Cheat the hangman often enough, and you start to get blasé about it. That sort of confidence would explain the we-had-'em-all-the-way attitude of Miami last Saturday after its latest close scrape with a Top 10 opponent. The Hurricanes edged Syracuse 16-10 in a game that came down to the last, cardiac-arresting play and that almost lived up to the Barnumesque billing bestowed upon it by a local paper, which described the No. 1 versus No. 8 matchup as "the biggest sporting event in the history of central New York."
Rallying behind junior quarterback Marvin Graves, who in losing his lunch without leaving the game lent new meaning to the term "gutsy performance," the Orangemen came oh, so close to upsetting the defending national champions. Three yards, to be precise. That's how far from Miami's end zone Syracuse tight end Chris Gedney came to rest on the final play. Those nine feet preserved Miami's perfect record—the Hurricanes have won 10 straight games this season and 28 overall—and allowed wide receiver Lamar Thomas to act as if the outcome had never been in doubt.
"Champions find ways to win," Thomas said. "They don't have to be pretty. They can be ugly. You can drive a Yugo to California."

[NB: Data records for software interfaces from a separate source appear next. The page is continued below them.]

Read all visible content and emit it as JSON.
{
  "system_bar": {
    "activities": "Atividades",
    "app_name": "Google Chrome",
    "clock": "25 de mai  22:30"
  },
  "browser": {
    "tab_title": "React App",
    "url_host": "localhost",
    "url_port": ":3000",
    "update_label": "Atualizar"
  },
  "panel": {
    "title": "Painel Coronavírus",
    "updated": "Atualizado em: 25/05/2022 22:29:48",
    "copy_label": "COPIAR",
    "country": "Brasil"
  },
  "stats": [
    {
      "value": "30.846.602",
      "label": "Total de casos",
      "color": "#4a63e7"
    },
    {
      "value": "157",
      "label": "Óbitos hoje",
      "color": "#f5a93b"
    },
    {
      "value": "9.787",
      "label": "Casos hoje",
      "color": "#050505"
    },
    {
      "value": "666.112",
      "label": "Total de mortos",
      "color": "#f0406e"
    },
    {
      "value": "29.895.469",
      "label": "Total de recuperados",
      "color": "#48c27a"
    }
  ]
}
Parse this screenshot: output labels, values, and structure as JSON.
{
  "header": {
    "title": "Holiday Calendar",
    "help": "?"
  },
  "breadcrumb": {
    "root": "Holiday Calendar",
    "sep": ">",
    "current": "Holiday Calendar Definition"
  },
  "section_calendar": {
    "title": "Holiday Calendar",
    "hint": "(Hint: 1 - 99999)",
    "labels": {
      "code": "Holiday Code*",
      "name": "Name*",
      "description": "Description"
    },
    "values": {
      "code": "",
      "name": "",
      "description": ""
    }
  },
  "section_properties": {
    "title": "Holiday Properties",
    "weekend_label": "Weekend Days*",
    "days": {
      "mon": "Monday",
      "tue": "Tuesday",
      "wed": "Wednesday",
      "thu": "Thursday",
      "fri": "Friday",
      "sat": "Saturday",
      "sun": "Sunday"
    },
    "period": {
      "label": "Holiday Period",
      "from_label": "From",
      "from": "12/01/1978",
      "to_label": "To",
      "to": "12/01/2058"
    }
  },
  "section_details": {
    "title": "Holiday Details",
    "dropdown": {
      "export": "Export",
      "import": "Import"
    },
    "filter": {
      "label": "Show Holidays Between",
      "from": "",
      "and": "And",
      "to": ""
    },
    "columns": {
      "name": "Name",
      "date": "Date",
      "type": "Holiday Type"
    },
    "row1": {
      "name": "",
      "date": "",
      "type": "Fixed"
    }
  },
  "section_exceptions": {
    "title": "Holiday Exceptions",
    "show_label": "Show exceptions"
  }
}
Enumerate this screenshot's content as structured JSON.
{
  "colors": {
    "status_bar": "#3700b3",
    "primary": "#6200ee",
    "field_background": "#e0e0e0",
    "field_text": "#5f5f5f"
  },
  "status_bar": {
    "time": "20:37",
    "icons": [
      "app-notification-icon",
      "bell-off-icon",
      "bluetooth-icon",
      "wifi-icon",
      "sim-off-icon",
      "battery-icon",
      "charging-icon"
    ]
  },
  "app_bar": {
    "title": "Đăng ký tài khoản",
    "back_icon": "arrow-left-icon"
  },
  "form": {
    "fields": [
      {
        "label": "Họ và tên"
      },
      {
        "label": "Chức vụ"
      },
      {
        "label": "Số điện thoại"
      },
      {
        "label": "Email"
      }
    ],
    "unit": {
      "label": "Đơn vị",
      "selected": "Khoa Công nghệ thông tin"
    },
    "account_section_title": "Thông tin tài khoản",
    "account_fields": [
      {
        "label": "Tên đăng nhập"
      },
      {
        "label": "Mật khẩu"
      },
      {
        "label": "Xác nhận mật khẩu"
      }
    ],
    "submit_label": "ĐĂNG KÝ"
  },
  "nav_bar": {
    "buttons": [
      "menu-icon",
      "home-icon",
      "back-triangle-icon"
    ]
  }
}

It was, indeed, a homely, by-the-length-of-a-subcompact win. Certainly there was nothing handsome about the demise of Gino Torretta's streak of 123 passes without an interception. After having led the Hurricanes to the Syracuse six on Miami's first possession, Torretta telegraphed a pass intended for tight end Coleman Bell. It was picked off by linebacker Dan Conley. On the first play of Miami's next possession, Conley intercepted Torretta again, thereby single-handedly launching a new, unwanted streak for Torretta, who would throw one more interception before the day was over.
This week Torretta and the Hurricanes will fly—or rent a fleet of Yugos and drive—to California, where they will face San Diego State in what could be the Heisman Bowl if Aztec tailback Marshall Faulk, Torretta's chief competition for the trophy, bounces back from the sprained knee he suffered last Saturday. In the winner's locker room, Torretta was glum. "Why the long face?" he was asked.
"We should have scored more points, and I should have played better," replied Torretta. Then, with a touch of defiance, he said, "I'll take a national championship over a Heisman any day of the week."
During the first month of the season Torretta saw the tonsils of opposing defensive linemen practically every time he looked up. He put together ordinary numbers while sustaining extraordinary lumps. Two things happened that boosted him into Heisman contention and kept the Hurricanes' streak alive:
1) Miami's offensive line, 1,379 pounds of Swiss cheese through the first four games, came into its own. "These guys have talent," says offensive line coach Art Kehoe. "They just needed experience."
2) After the Hurricanes had a close call at Penn State on Oct. 10, coach Dennis Erickson switched on passing downs to the shotgun, a formation he had experimented with in spring practice. Why the delay in installing it? Because the results in April had been pure slapstick. Center Tirrell Greene had sprayed snaps over Torretta's head and at his ankles. But after watching Torretta get his bell rung with alarming regularity early in the season, Erickson went with the shotgun. "Thank god," said Torretta on Saturday. Greene, who had a thumb operation on April 30, is making accurate snaps, and the extra seconds Torretta has gained by not having to drop back have meant that he can read coverages and find receivers while absorbing less punishment. In laughers over Texas Christian, Virginia Tech, West Virginia and Temple, Torretta averaged nearly 300 yards passing.
The statistical orgy ended in the Carrier Dome. The Orangemen entered the game with a 9-1 record and were nurturing faint national-title hopes of their own. Coach Paul Pasqualoni succeeded Dick MacPherson two years ago, and given MacPherson's 36-10-4 record in his last four seasons, it would have been reason able to expect a dip in the team's fortunes. Instead, the Orangemen have cranked it up a notch. Going into Saturday's showdown they had won 19 of 22 games under Pasqualoni.